Gibson said he has been advising people to take pro and pre-biotics that boost gut microbial health “for weeks.”
However he stressed: “The products should be proven pro/prebiotics with scientific underpinning and not just labelled as such (and not over-priced). At the time, this was based upon little evidence but was a ‘no brainer’ for me in terms of potential benefits to risk.”
Since the COVID-19 pandemic started five months ago, the number of confirmed cases has now reached over 3 million, according to Johns Hopkins University. A total of 211,170 people have died, and 894,337 have recovered. The U.S. is the country with the most diagnosed cases, as shown in the graph by Statista below.
Centers for Disease Control and Prevention Advice on Using Face Coverings to Slow Spread of COVID-19
- CDC recommends wearing a cloth face covering in public where social distancing measures are difficult to maintain.
- A simple cloth face covering can help slow the spread of the virus by those infected and by those who do not exhibit symptoms.
- Cloth face coverings can be fashioned from household items.
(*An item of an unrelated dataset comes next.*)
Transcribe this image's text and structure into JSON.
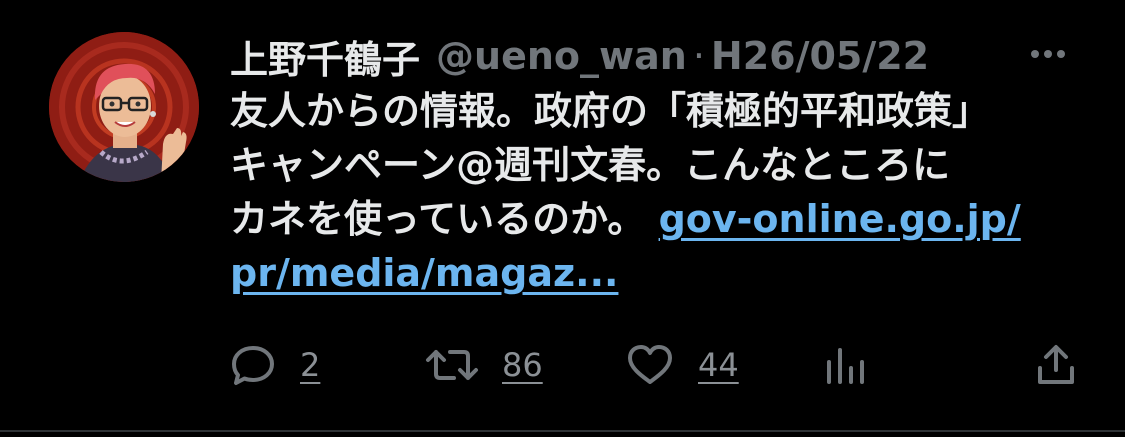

Guides are offered by the CDC. (https://www.cdc.gov/coronavirus/2019-ncov/prevent-getting-sick/diy-cloth-face-coverings.html)
- Cloth face coverings should be washed regularly. A washing machine will suffice.
- Practice safe removal of face coverings by not touching eyes, nose, and mouth, and wash hands immediately after removing the covering.
World Health Organization advice for avoiding spread of coronavirus disease (COVID-19)
- Clean hands frequently with soap and water, or alcohol-based hand rub.
- Wash hands after coughing or sneezing; when caring for the sick; before, during and after food preparation; before eating; after using the toilet; when hands are visibly dirty; and after handling animals or waste.
- Maintain at least 1 meter (3 feet) distance from anyone who is coughing or sneezing.
- Avoid touching your hands, nose and mouth. Do not spit in public.
- Cover your mouth and nose with a tissue or bent elbow when coughing or sneezing. Discard the tissue immediately and clean your hands.
- Avoid close contact with others if you have any symptoms.
- Stay at home if you feel unwell, even with mild symptoms such as headache and runny nose, to avoid potential spread of the disease to medical facilities and other people.
- If you develop serious symptoms (fever, cough, difficulty breathing) seek medical care early and contact local health authorities in advance.
- Note any recent contact with others and travel details to provide to authorities who can trace and prevent spread of the disease.
- Stay up to date on COVID-19 developments issued by health authorities and follow their guidance.
Mask and glove usage
- Healthy individuals only need to wear a mask if taking care of a sick person.
- Wear a mask if you are coughing or sneezing.
- Masks are effective when used in combination with frequent hand cleaning.
- Do not touch the mask while wearing it. Clean hands if you touch the mask.
- Learn how to properly put on, remove and dispose of masks. Clean hands after disposing of the mask.
- Do not reuse single-use masks.
- Regularly washing bare hands is more effective against catching COVID-19 than wearing rubber gloves.
- The COVID-19 virus can still be picked up on rubber gloves and transmitted by touching your face.